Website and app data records
++++
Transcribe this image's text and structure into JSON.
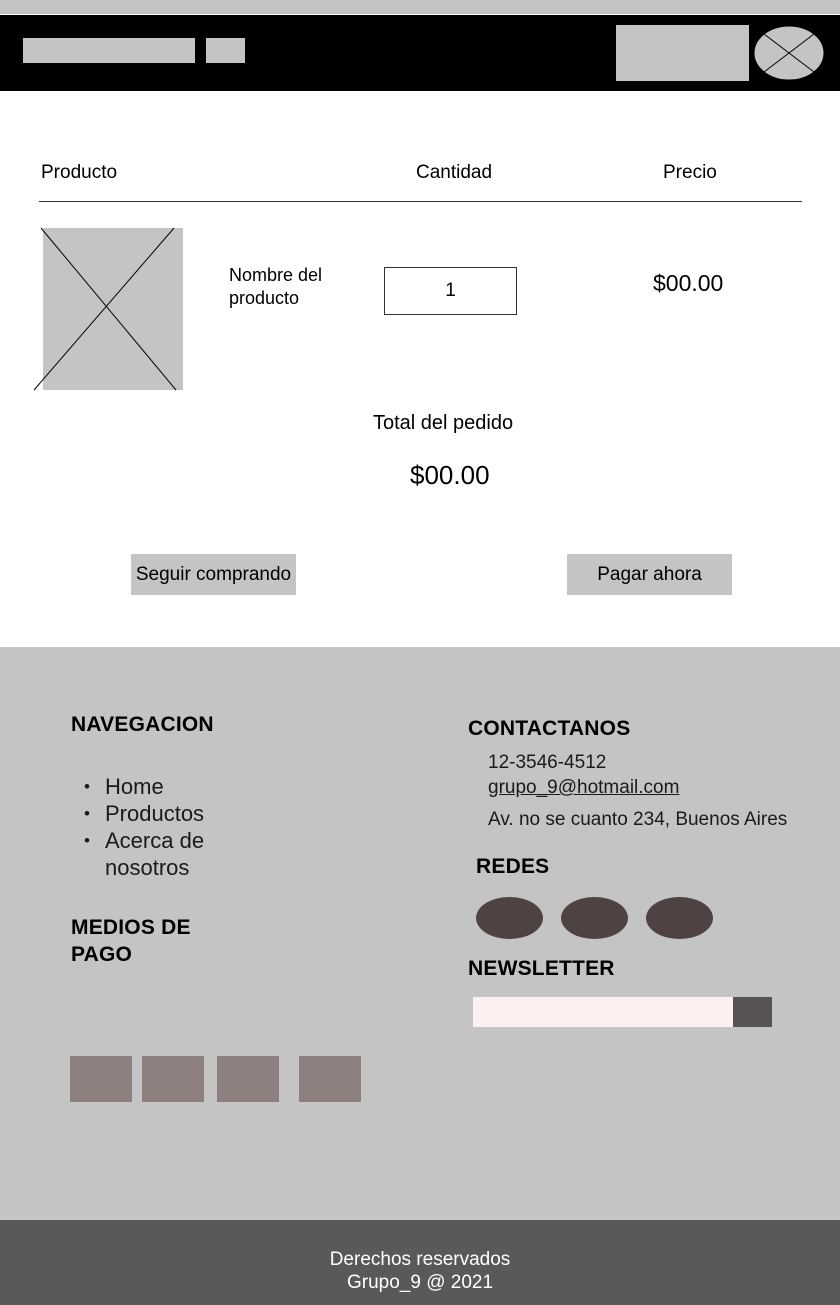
{
  "table": {
    "header_product": "Producto",
    "header_quantity": "Cantidad",
    "header_price": "Precio",
    "item": {
      "name": "Nombre del producto",
      "quantity": "1",
      "price": "$00.00"
    }
  },
  "order": {
    "total_label": "Total del pedido",
    "total_value": "$00.00"
  },
  "buttons": {
    "continue_shopping": "Seguir comprando",
    "pay_now": "Pagar ahora"
  },
  "footer": {
    "nav_title": "NAVEGACION",
    "nav_items": [
      "Home",
      "Productos",
      "Acerca de nosotros"
    ],
    "payment_title": "MEDIOS DE PAGO",
    "contact_title": "CONTACTANOS",
    "phone": "12-3546-4512",
    "email": "grupo_9@hotmail.com",
    "address": "Av. no se cuanto 234, Buenos Aires",
    "social_title": "REDES",
    "newsletter_title": "NEWSLETTER",
    "newsletter_value": ""
  },
  "bottom": {
    "line1": "Derechos reservados",
    "line2": "Grupo_9 @ 2021"
  },
  "colors": {
    "placeholder_gray": "#c4c4c4",
    "header_black": "#000000",
    "social_circle": "#4f4242",
    "payment_box": "#8e7f7f",
    "newsletter_input": "#fdf0f0",
    "newsletter_button": "#575254",
    "bottom_bar": "#595959"
  }
}
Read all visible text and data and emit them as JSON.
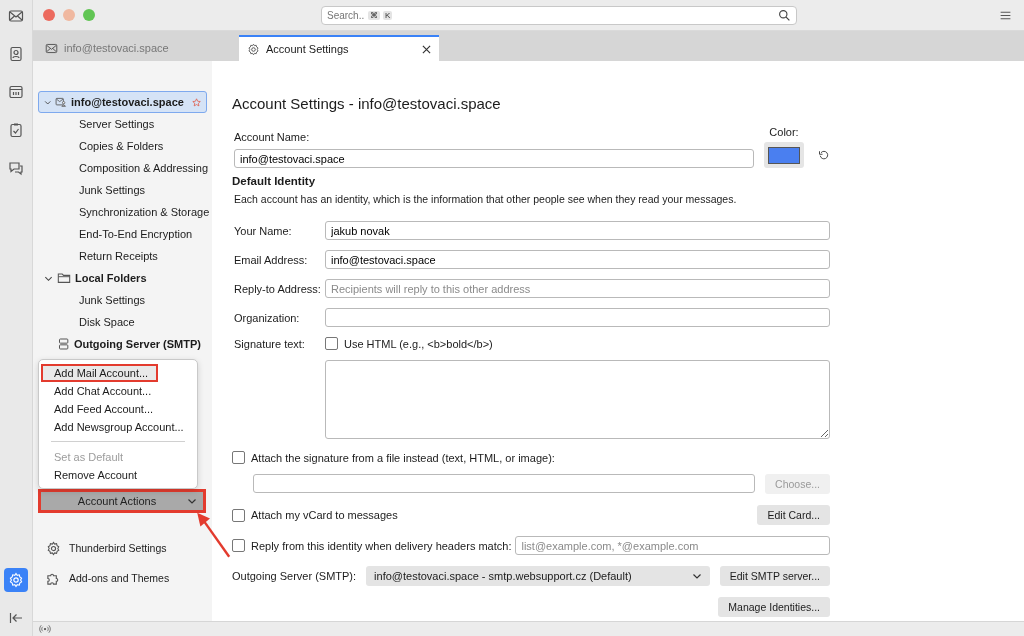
{
  "spaces": [
    {
      "kind": "mail",
      "selected": false
    },
    {
      "kind": "contacts",
      "selected": false
    },
    {
      "kind": "calendar",
      "selected": false
    },
    {
      "kind": "tasks",
      "selected": false
    },
    {
      "kind": "chat",
      "selected": false
    }
  ],
  "spaces_bottom": [
    {
      "kind": "settings",
      "selected": true
    },
    {
      "kind": "collapse",
      "selected": false
    }
  ],
  "search": {
    "placeholder": "Search...",
    "keys": [
      "⌘",
      "K"
    ]
  },
  "tabs": [
    {
      "label": "info@testovaci.space",
      "kind": "mail",
      "selected": false
    },
    {
      "label": "Account Settings",
      "kind": "settings",
      "selected": true
    }
  ],
  "account_tree": [
    {
      "label": "info@testovaci.space",
      "kind": "account",
      "expanded": true,
      "selected": true,
      "default": true,
      "children": [
        {
          "label": "Server Settings"
        },
        {
          "label": "Copies & Folders"
        },
        {
          "label": "Composition & Addressing"
        },
        {
          "label": "Junk Settings"
        },
        {
          "label": "Synchronization & Storage"
        },
        {
          "label": "End-To-End Encryption"
        },
        {
          "label": "Return Receipts"
        }
      ]
    },
    {
      "label": "Local Folders",
      "kind": "folders",
      "expanded": true,
      "selected": false,
      "children": [
        {
          "label": "Junk Settings"
        },
        {
          "label": "Disk Space"
        }
      ]
    },
    {
      "label": "Outgoing Server (SMTP)",
      "kind": "server",
      "selected": false
    }
  ],
  "account_actions": {
    "label": "Account Actions",
    "expanded": true,
    "annotated": true,
    "menu": [
      {
        "kind": "item",
        "label": "Add Mail Account...",
        "disabled": false,
        "annotated": true
      },
      {
        "kind": "item",
        "label": "Add Chat Account...",
        "disabled": false,
        "annotated": false
      },
      {
        "kind": "item",
        "label": "Add Feed Account...",
        "disabled": false,
        "annotated": false
      },
      {
        "kind": "item",
        "label": "Add Newsgroup Account...",
        "disabled": false,
        "annotated": false
      },
      {
        "kind": "separator"
      },
      {
        "kind": "item",
        "label": "Set as Default",
        "disabled": true,
        "annotated": false
      },
      {
        "kind": "item",
        "label": "Remove Account",
        "disabled": false,
        "annotated": false
      }
    ]
  },
  "sidebar_footer": [
    {
      "kind": "settings",
      "label": "Thunderbird Settings"
    },
    {
      "kind": "addons",
      "label": "Add-ons and Themes"
    }
  ],
  "main": {
    "title": "Account Settings - info@testovaci.space",
    "account_name": {
      "label": "Account Name:",
      "value": "info@testovaci.space"
    },
    "color": {
      "label": "Color:",
      "color": "#4a7ff0"
    },
    "identity_heading": "Default Identity",
    "identity_description": "Each account has an identity, which is the information that other people see when they read your messages.",
    "fields": [
      {
        "label": "Your Name:",
        "value": "jakub novak"
      },
      {
        "label": "Email Address:",
        "value": "info@testovaci.space"
      },
      {
        "label": "Reply-to Address:",
        "placeholder": "Recipients will reply to this other address"
      },
      {
        "label": "Organization:"
      }
    ],
    "signature": {
      "label": "Signature text:",
      "checkbox_label": "Use HTML (e.g., <b>bold</b>)",
      "checked": false
    },
    "attach_signature": {
      "label": "Attach the signature from a file instead (text, HTML, or image):",
      "checked": false,
      "button": "Choose...",
      "button_disabled": true
    },
    "vcard": {
      "label": "Attach my vCard to messages",
      "checked": false,
      "button": "Edit Card..."
    },
    "reply_match": {
      "label": "Reply from this identity when delivery headers match:",
      "checked": false,
      "placeholder": "list@example.com, *@example.com"
    },
    "outgoing": {
      "label": "Outgoing Server (SMTP):",
      "value": "info@testovaci.space - smtp.websupport.cz (Default)",
      "button": "Edit SMTP server..."
    },
    "manage_button": "Manage Identities..."
  }
}
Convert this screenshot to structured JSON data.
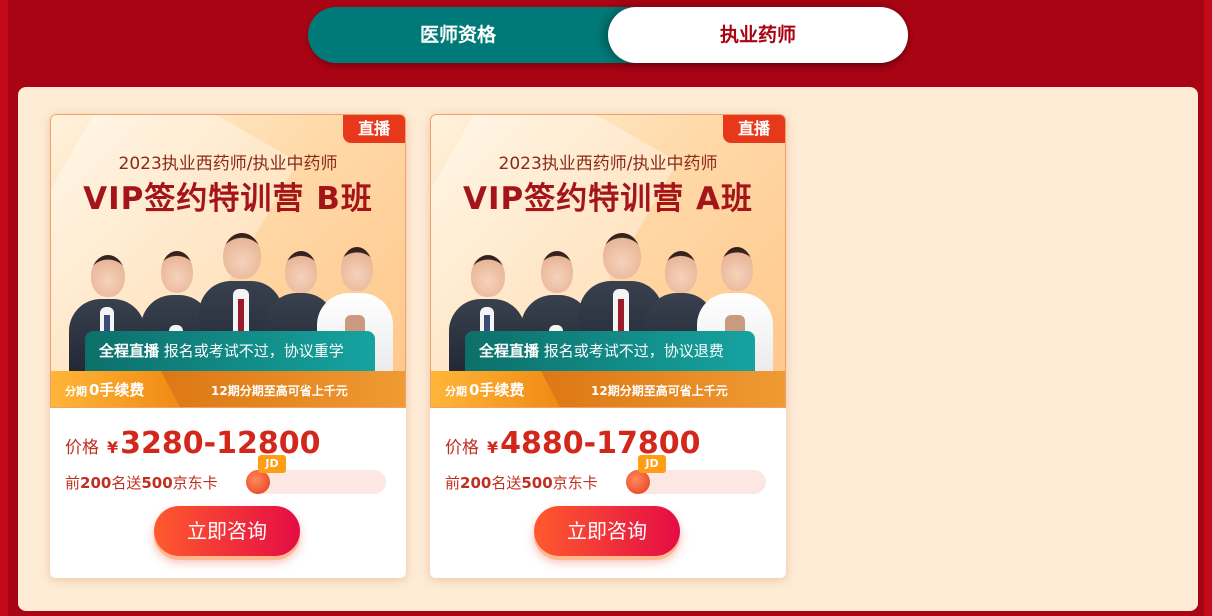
{
  "tabs": [
    {
      "label": "医师资格",
      "active": false
    },
    {
      "label": "执业药师",
      "active": true
    }
  ],
  "colors": {
    "page_bg": "#a80414",
    "panel_bg": "#ffecd6",
    "tab_inactive": "#007a78",
    "tab_active_text": "#a80414",
    "price_red": "#d2281c",
    "cta_gradient": [
      "#ff5a2e",
      "#e40c44"
    ]
  },
  "cards": [
    {
      "live_tag": "直播",
      "subject": "2023执业西药师/执业中药师",
      "title": "VIP签约特训营 B班",
      "slogan_bold": "全程直播",
      "slogan_rest": " 报名或考试不过，协议重学",
      "installment_small": "分期",
      "installment_big": "0手续费",
      "installment_note": "12期分期至高可省上千元",
      "price_label": "价格",
      "currency": "¥",
      "price": "3280-12800",
      "promo_prefix": "前",
      "promo_count": "200",
      "promo_mid": "名送",
      "promo_amount": "500",
      "promo_suffix": "京东卡",
      "promo_progress": 0.0,
      "jd_icon_text": "JD",
      "cta": "立即咨询"
    },
    {
      "live_tag": "直播",
      "subject": "2023执业西药师/执业中药师",
      "title": "VIP签约特训营 A班",
      "slogan_bold": "全程直播",
      "slogan_rest": " 报名或考试不过，协议退费",
      "installment_small": "分期",
      "installment_big": "0手续费",
      "installment_note": "12期分期至高可省上千元",
      "price_label": "价格",
      "currency": "¥",
      "price": "4880-17800",
      "promo_prefix": "前",
      "promo_count": "200",
      "promo_mid": "名送",
      "promo_amount": "500",
      "promo_suffix": "京东卡",
      "promo_progress": 0.0,
      "jd_icon_text": "JD",
      "cta": "立即咨询"
    }
  ]
}
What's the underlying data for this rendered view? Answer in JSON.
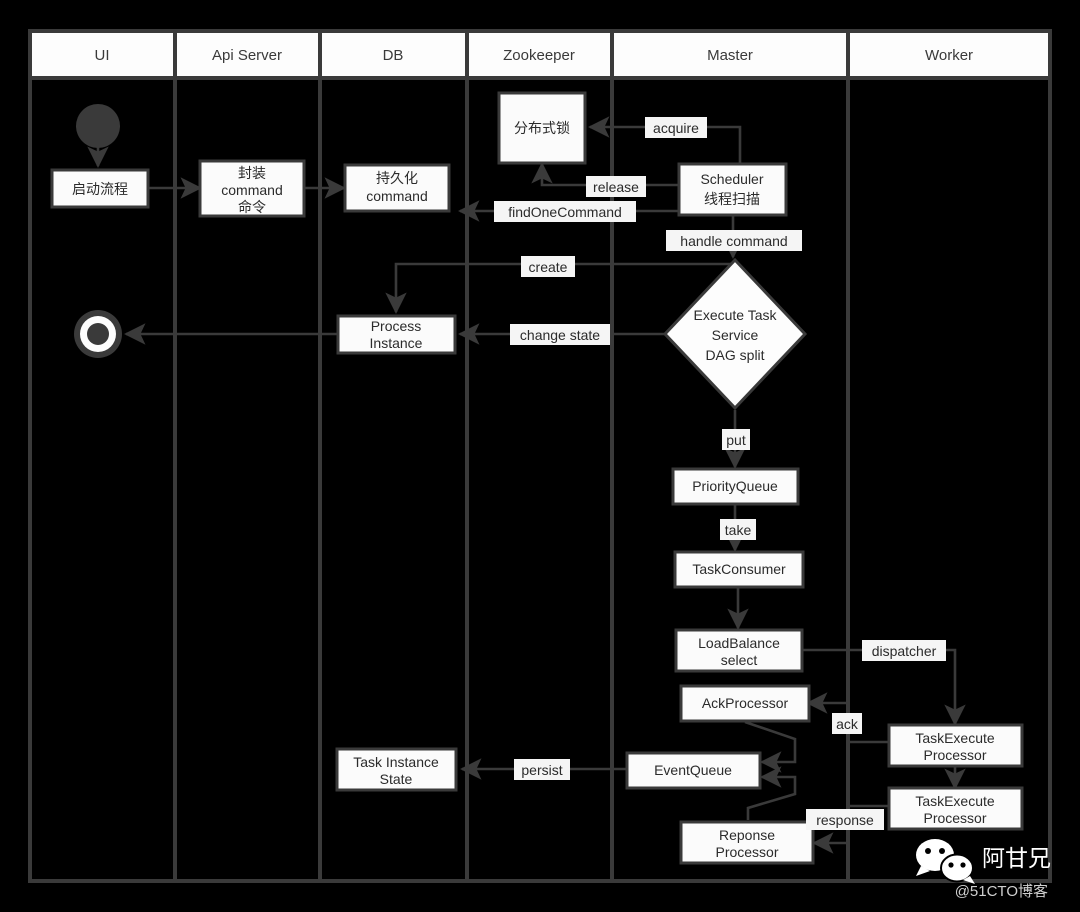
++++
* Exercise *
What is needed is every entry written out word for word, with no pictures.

* Written solution *
Transcribe this image's text and structure into JSON.
{
  "table": {
    "header_product": "Producto",
    "header_quantity": "Cantidad",
    "header_price": "Precio",
    "item": {
      "name": "Nombre del producto",
      "quantity": "1",
      "price": "$00.00"
    }
  },
  "order": {
    "total_label": "Total del pedido",
    "total_value": "$00.00"
  },
  "buttons": {
    "continue_shopping": "Seguir comprando",
    "pay_now": "Pagar ahora"
  },
  "footer": {
    "nav_title": "NAVEGACION",
    "nav_items": [
      "Home",
      "Productos",
      "Acerca de nosotros"
    ],
    "payment_title": "MEDIOS DE PAGO",
    "contact_title": "CONTACTANOS",
    "phone": "12-3546-4512",
    "email": "grupo_9@hotmail.com",
    "address": "Av. no se cuanto 234, Buenos Aires",
    "social_title": "REDES",
    "newsletter_title": "NEWSLETTER",
    "newsletter_value": ""
  },
  "bottom": {
    "line1": "Derechos reservados",
    "line2": "Grupo_9 @ 2021"
  },
  "colors": {
    "placeholder_gray": "#c4c4c4",
    "header_black": "#000000",
    "social_circle": "#4f4242",
    "payment_box": "#8e7f7f",
    "newsletter_input": "#fdf0f0",
    "newsletter_button": "#575254",
    "bottom_bar": "#595959"
  }
}
Read all visible text and data and emit them as JSON.
{
  "spaces": [
    {
      "kind": "mail",
      "selected": false
    },
    {
      "kind": "contacts",
      "selected": false
    },
    {
      "kind": "calendar",
      "selected": false
    },
    {
      "kind": "tasks",
      "selected": false
    },
    {
      "kind": "chat",
      "selected": false
    }
  ],
  "spaces_bottom": [
    {
      "kind": "settings",
      "selected": true
    },
    {
      "kind": "collapse",
      "selected": false
    }
  ],
  "search": {
    "placeholder": "Search...",
    "keys": [
      "⌘",
      "K"
    ]
  },
  "tabs": [
    {
      "label": "info@testovaci.space",
      "kind": "mail",
      "selected": false
    },
    {
      "label": "Account Settings",
      "kind": "settings",
      "selected": true
    }
  ],
  "account_tree": [
    {
      "label": "info@testovaci.space",
      "kind": "account",
      "expanded": true,
      "selected": true,
      "default": true,
      "children": [
        {
          "label": "Server Settings"
        },
        {
          "label": "Copies & Folders"
        },
        {
          "label": "Composition & Addressing"
        },
        {
          "label": "Junk Settings"
        },
        {
          "label": "Synchronization & Storage"
        },
        {
          "label": "End-To-End Encryption"
        },
        {
          "label": "Return Receipts"
        }
      ]
    },
    {
      "label": "Local Folders",
      "kind": "folders",
      "expanded": true,
      "selected": false,
      "children": [
        {
          "label": "Junk Settings"
        },
        {
          "label": "Disk Space"
        }
      ]
    },
    {
      "label": "Outgoing Server (SMTP)",
      "kind": "server",
      "selected": false
    }
  ],
  "account_actions": {
    "label": "Account Actions",
    "expanded": true,
    "annotated": true,
    "menu": [
      {
        "kind": "item",
        "label": "Add Mail Account...",
        "disabled": false,
        "annotated": true
      },
      {
        "kind": "item",
        "label": "Add Chat Account...",
        "disabled": false,
        "annotated": false
      },
      {
        "kind": "item",
        "label": "Add Feed Account...",
        "disabled": false,
        "annotated": false
      },
      {
        "kind": "item",
        "label": "Add Newsgroup Account...",
        "disabled": false,
        "annotated": false
      },
      {
        "kind": "separator"
      },
      {
        "kind": "item",
        "label": "Set as Default",
        "disabled": true,
        "annotated": false
      },
      {
        "kind": "item",
        "label": "Remove Account",
        "disabled": false,
        "annotated": false
      }
    ]
  },
  "sidebar_footer": [
    {
      "kind": "settings",
      "label": "Thunderbird Settings"
    },
    {
      "kind": "addons",
      "label": "Add-ons and Themes"
    }
  ],
  "main": {
    "title": "Account Settings - info@testovaci.space",
    "account_name": {
      "label": "Account Name:",
      "value": "info@testovaci.space"
    },
    "color": {
      "label": "Color:",
      "color": "#4a7ff0"
    },
    "identity_heading": "Default Identity",
    "identity_description": "Each account has an identity, which is the information that other people see when they read your messages.",
    "fields": [
      {
        "label": "Your Name:",
        "value": "jakub novak"
      },
      {
        "label": "Email Address:",
        "value": "info@testovaci.space"
      },
      {
        "label": "Reply-to Address:",
        "placeholder": "Recipients will reply to this other address"
      },
      {
        "label": "Organization:"
      }
    ],
    "signature": {
      "label": "Signature text:",
      "checkbox_label": "Use HTML (e.g., <b>bold</b>)",
      "checked": false
    },
    "attach_signature": {
      "label": "Attach the signature from a file instead (text, HTML, or image):",
      "checked": false,
      "button": "Choose...",
      "button_disabled": true
    },
    "vcard": {
      "label": "Attach my vCard to messages",
      "checked": false,
      "button": "Edit Card..."
    },
    "reply_match": {
      "label": "Reply from this identity when delivery headers match:",
      "checked": false,
      "placeholder": "list@example.com, *@example.com"
    },
    "outgoing": {
      "label": "Outgoing Server (SMTP):",
      "value": "info@testovaci.space - smtp.websupport.cz (Default)",
      "button": "Edit SMTP server..."
    },
    "manage_button": "Manage Identities..."
  }
}
Convert this screenshot to structured JSON data.
{
  "tabs": [
    {
      "label": "医师资格",
      "active": false
    },
    {
      "label": "执业药师",
      "active": true
    }
  ],
  "colors": {
    "page_bg": "#a80414",
    "panel_bg": "#ffecd6",
    "tab_inactive": "#007a78",
    "tab_active_text": "#a80414",
    "price_red": "#d2281c",
    "cta_gradient": [
      "#ff5a2e",
      "#e40c44"
    ]
  },
  "cards": [
    {
      "live_tag": "直播",
      "subject": "2023执业西药师/执业中药师",
      "title": "VIP签约特训营 B班",
      "slogan_bold": "全程直播",
      "slogan_rest": " 报名或考试不过，协议重学",
      "installment_small": "分期",
      "installment_big": "0手续费",
      "installment_note": "12期分期至高可省上千元",
      "price_label": "价格",
      "currency": "¥",
      "price": "3280-12800",
      "promo_prefix": "前",
      "promo_count": "200",
      "promo_mid": "名送",
      "promo_amount": "500",
      "promo_suffix": "京东卡",
      "promo_progress": 0.0,
      "jd_icon_text": "JD",
      "cta": "立即咨询"
    },
    {
      "live_tag": "直播",
      "subject": "2023执业西药师/执业中药师",
      "title": "VIP签约特训营 A班",
      "slogan_bold": "全程直播",
      "slogan_rest": " 报名或考试不过，协议退费",
      "installment_small": "分期",
      "installment_big": "0手续费",
      "installment_note": "12期分期至高可省上千元",
      "price_label": "价格",
      "currency": "¥",
      "price": "4880-17800",
      "promo_prefix": "前",
      "promo_count": "200",
      "promo_mid": "名送",
      "promo_amount": "500",
      "promo_suffix": "京东卡",
      "promo_progress": 0.0,
      "jd_icon_text": "JD",
      "cta": "立即咨询"
    }
  ]
}
What's the underlying data for this rendered view? Answer in JSON.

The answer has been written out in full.